== Supplied material ==

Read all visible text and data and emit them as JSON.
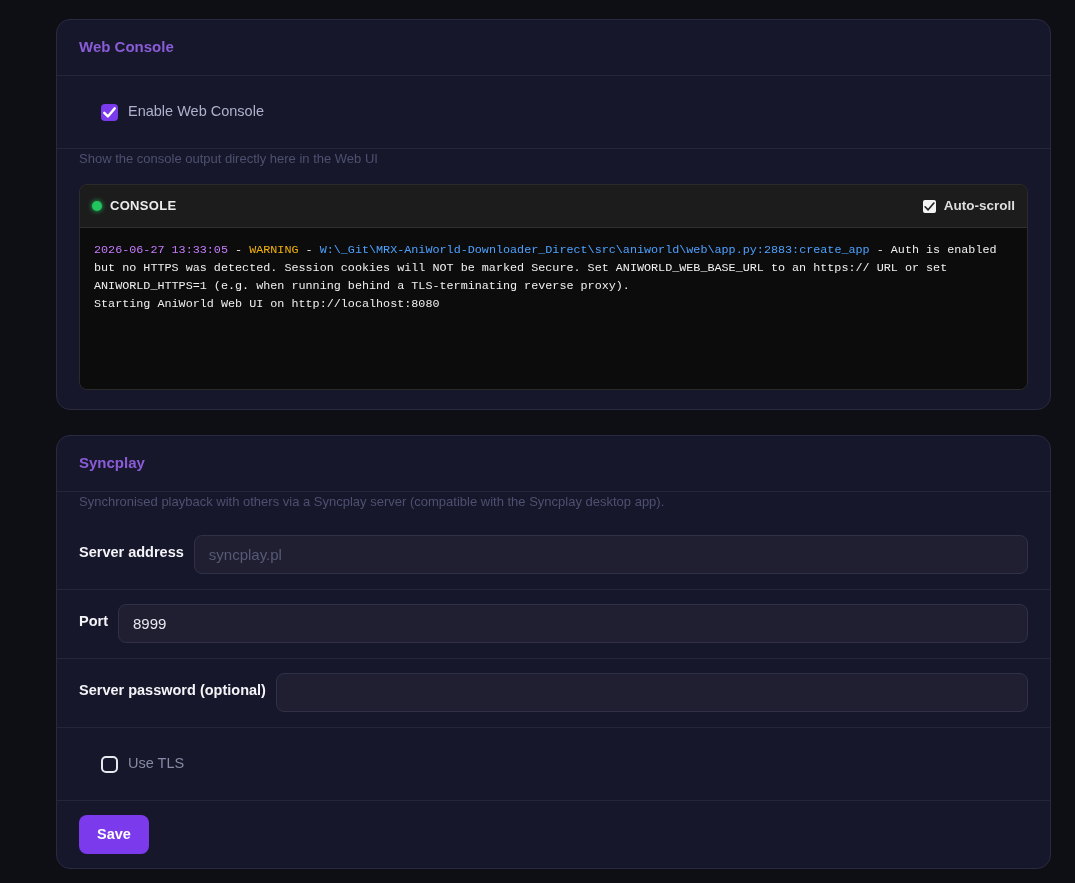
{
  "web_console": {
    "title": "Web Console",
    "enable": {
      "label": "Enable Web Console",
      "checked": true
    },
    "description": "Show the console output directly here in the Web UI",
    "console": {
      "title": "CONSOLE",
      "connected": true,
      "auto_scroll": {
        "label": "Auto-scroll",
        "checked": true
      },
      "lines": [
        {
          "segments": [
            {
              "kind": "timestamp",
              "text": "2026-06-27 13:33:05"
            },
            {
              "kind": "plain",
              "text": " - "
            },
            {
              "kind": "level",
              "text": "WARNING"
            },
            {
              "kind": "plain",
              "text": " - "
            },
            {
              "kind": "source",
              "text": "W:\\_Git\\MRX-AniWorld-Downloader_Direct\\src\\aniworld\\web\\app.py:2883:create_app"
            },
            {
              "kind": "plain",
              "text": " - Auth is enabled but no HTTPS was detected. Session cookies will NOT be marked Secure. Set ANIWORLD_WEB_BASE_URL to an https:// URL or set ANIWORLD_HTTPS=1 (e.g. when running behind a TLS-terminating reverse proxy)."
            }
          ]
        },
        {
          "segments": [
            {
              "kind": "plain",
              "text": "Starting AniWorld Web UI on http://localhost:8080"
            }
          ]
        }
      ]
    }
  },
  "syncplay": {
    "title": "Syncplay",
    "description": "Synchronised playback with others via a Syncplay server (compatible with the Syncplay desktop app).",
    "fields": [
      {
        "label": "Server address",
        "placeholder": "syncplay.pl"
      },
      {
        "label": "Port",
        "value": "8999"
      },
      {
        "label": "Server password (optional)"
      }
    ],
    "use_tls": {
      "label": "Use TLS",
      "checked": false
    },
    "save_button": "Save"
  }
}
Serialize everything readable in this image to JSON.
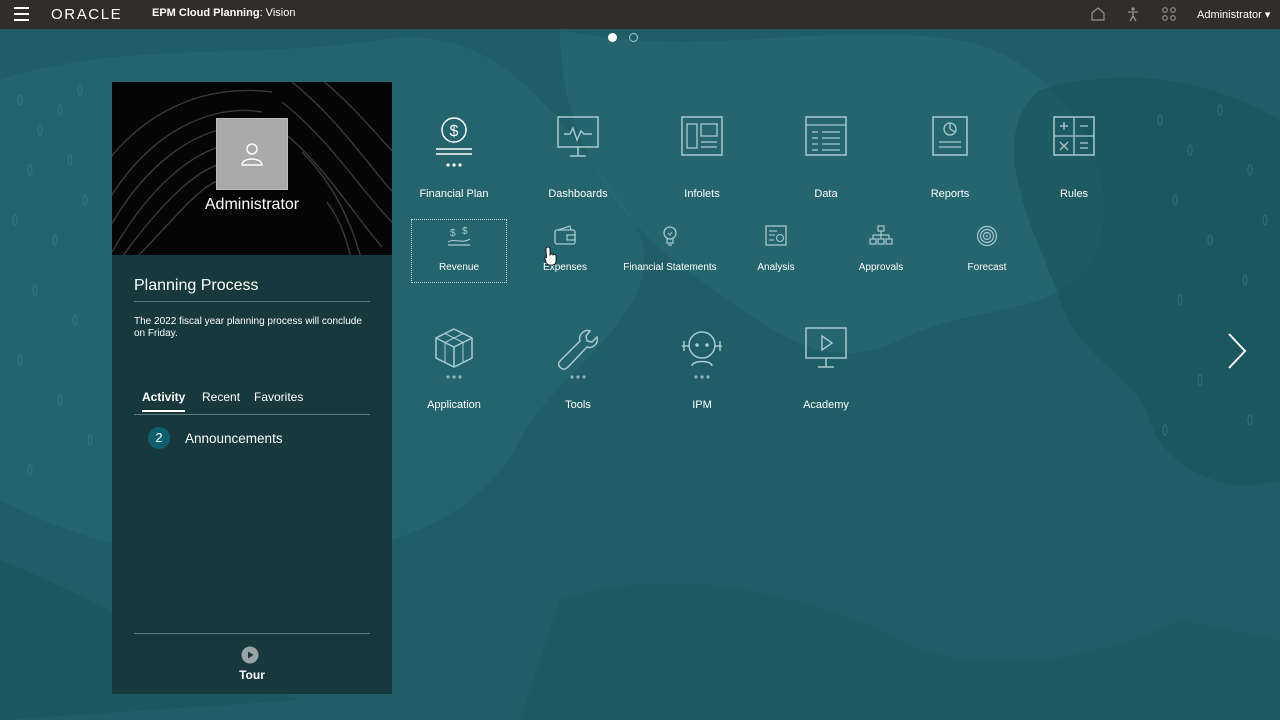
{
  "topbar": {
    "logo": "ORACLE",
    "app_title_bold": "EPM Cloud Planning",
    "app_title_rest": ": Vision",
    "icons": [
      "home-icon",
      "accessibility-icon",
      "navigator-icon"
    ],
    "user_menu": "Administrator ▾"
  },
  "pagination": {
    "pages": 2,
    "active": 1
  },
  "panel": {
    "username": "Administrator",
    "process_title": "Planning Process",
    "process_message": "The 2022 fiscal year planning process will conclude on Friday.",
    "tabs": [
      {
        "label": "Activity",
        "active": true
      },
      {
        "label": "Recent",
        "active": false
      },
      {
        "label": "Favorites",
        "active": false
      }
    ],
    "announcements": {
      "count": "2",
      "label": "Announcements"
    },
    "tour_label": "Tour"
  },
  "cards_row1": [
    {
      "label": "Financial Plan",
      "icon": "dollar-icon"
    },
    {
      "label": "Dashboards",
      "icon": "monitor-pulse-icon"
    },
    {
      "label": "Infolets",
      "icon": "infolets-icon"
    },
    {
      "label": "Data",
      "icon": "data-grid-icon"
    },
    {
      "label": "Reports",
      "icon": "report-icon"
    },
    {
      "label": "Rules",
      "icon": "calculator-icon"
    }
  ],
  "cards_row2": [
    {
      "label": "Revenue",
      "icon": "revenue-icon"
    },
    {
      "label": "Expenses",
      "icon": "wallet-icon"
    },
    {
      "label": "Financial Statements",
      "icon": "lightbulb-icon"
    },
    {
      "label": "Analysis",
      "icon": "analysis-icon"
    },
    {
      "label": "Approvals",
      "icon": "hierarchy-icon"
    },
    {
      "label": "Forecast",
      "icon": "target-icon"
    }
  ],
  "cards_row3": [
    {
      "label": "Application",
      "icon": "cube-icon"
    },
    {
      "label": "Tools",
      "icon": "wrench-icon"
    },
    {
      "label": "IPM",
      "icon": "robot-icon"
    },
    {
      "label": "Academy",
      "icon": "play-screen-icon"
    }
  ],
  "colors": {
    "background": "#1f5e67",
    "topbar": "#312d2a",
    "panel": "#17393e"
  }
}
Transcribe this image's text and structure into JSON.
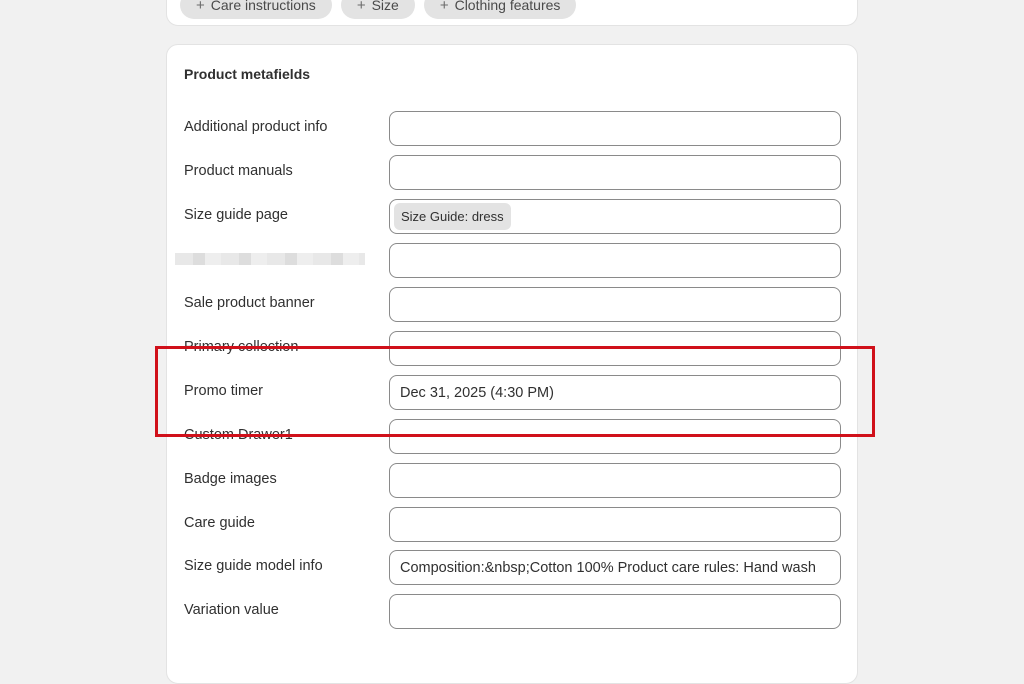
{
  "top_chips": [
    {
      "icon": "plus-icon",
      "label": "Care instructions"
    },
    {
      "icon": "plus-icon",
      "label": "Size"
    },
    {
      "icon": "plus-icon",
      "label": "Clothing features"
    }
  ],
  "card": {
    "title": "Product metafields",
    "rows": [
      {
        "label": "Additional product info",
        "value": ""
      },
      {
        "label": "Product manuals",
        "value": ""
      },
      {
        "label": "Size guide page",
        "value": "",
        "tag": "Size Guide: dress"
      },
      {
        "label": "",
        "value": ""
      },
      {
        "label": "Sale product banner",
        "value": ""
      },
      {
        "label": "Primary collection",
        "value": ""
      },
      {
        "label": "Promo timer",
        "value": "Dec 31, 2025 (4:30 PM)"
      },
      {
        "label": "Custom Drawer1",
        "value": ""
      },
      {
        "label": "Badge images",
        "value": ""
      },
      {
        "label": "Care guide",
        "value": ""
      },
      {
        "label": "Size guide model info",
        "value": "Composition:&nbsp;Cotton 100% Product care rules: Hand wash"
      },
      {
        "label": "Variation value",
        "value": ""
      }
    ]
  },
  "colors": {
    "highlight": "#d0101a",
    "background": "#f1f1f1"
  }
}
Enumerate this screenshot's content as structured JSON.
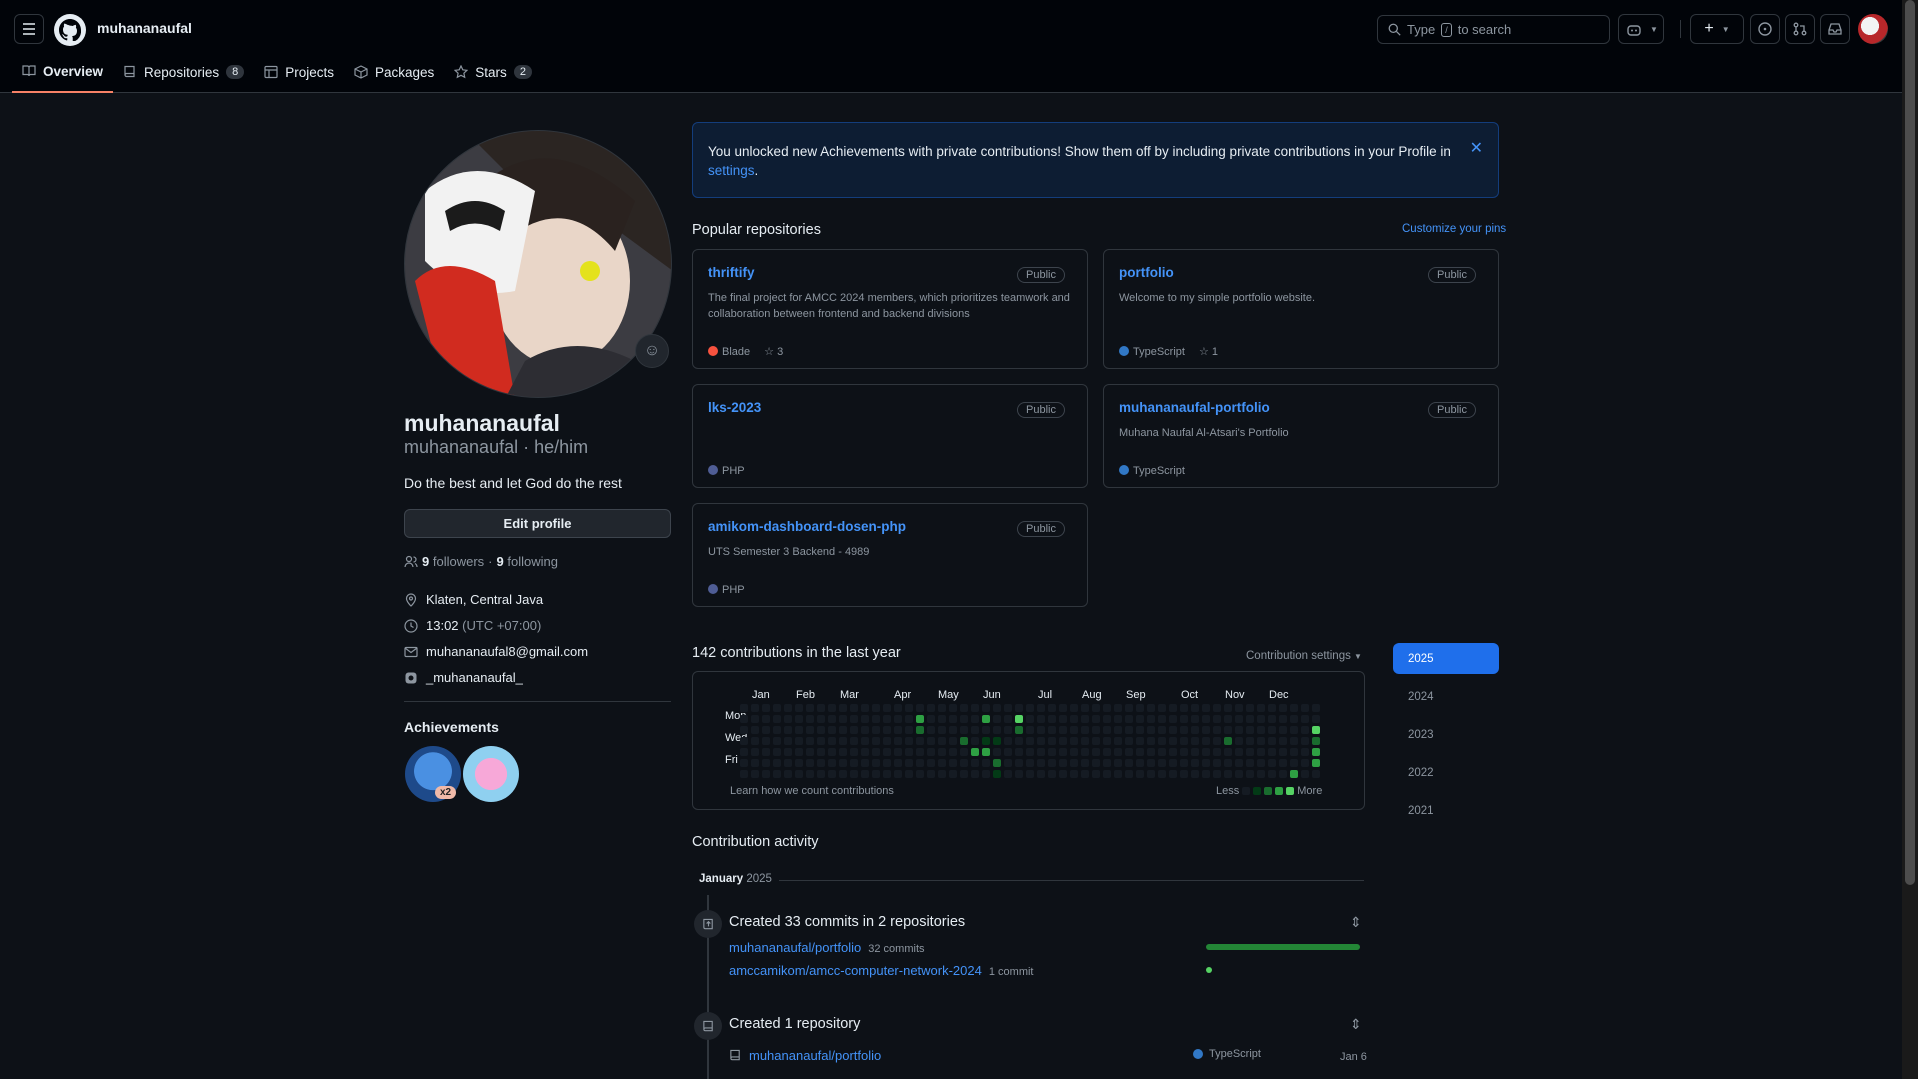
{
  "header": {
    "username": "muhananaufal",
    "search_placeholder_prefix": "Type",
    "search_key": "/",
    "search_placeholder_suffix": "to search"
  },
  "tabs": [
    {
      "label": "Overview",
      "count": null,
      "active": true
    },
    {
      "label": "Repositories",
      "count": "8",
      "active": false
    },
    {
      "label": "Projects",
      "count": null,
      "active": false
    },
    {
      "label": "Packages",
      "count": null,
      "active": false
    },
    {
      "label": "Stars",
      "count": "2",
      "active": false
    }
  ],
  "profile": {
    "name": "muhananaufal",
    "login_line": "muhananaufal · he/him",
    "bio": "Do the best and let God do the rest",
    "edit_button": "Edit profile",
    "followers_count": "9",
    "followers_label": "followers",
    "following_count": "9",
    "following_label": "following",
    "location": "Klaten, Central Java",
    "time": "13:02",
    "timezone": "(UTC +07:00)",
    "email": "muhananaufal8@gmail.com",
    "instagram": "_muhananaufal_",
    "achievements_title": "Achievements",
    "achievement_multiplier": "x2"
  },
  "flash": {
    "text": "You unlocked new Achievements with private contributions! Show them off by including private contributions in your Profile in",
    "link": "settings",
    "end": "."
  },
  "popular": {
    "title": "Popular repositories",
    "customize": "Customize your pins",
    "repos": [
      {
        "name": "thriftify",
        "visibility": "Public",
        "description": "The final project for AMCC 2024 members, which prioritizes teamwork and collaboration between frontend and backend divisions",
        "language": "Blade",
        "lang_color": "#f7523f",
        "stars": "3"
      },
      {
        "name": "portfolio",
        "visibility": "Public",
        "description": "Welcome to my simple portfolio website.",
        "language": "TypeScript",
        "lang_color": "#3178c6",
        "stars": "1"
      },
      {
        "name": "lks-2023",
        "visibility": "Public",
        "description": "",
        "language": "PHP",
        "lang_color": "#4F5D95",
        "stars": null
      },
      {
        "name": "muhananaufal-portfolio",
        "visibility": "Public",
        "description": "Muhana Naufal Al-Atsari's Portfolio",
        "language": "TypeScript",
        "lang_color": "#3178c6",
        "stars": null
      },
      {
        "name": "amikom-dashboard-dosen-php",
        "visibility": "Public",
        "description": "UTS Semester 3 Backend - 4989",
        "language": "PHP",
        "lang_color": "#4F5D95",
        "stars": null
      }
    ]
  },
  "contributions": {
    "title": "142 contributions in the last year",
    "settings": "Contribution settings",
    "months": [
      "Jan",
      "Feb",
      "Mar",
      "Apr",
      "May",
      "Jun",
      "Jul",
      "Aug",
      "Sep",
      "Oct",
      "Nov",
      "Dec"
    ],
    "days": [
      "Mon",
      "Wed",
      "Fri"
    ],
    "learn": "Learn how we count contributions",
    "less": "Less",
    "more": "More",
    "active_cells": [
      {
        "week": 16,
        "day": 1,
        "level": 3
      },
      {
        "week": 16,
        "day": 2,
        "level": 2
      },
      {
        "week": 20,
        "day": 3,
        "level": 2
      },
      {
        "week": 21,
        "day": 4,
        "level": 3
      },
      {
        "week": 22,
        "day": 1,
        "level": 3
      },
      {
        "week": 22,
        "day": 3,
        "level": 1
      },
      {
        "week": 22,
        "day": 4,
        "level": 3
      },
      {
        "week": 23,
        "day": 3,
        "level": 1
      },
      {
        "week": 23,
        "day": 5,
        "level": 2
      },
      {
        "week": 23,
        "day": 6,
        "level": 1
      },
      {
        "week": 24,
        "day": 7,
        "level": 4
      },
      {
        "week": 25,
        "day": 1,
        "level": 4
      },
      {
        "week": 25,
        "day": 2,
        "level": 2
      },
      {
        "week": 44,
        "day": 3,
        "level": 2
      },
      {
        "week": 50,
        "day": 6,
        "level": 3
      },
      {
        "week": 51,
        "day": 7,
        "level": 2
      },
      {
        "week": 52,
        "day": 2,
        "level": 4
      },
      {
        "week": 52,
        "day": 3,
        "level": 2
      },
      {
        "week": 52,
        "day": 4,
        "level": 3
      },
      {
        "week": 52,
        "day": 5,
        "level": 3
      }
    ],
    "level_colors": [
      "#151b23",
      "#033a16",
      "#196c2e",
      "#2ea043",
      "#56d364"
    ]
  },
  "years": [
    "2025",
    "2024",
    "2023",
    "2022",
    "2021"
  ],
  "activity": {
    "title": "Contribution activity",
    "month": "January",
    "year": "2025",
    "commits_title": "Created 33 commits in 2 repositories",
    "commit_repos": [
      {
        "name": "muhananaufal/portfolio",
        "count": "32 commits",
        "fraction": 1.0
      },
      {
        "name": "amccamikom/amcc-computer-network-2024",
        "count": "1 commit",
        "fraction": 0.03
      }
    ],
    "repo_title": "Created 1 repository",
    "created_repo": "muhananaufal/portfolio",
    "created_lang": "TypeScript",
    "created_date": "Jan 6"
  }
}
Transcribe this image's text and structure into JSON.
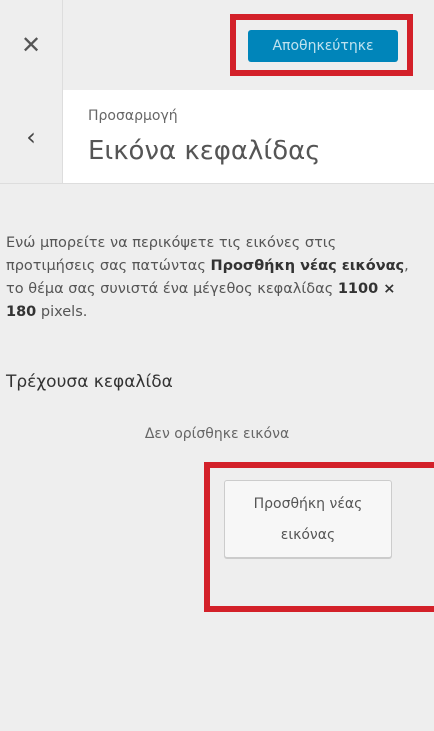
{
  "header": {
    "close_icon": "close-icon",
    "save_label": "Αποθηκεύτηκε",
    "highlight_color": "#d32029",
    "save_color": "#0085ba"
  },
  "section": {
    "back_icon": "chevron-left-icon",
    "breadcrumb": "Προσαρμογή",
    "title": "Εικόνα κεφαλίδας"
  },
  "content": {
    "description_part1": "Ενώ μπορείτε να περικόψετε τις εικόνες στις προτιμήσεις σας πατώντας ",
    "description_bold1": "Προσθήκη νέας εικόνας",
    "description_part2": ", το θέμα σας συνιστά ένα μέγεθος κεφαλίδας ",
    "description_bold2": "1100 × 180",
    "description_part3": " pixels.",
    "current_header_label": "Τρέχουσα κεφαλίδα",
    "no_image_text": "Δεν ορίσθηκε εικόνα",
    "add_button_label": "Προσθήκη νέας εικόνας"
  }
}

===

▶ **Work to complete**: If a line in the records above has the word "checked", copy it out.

▶ **Result of this exercise**:
      "checked": true
        "checked": true
      "checked": false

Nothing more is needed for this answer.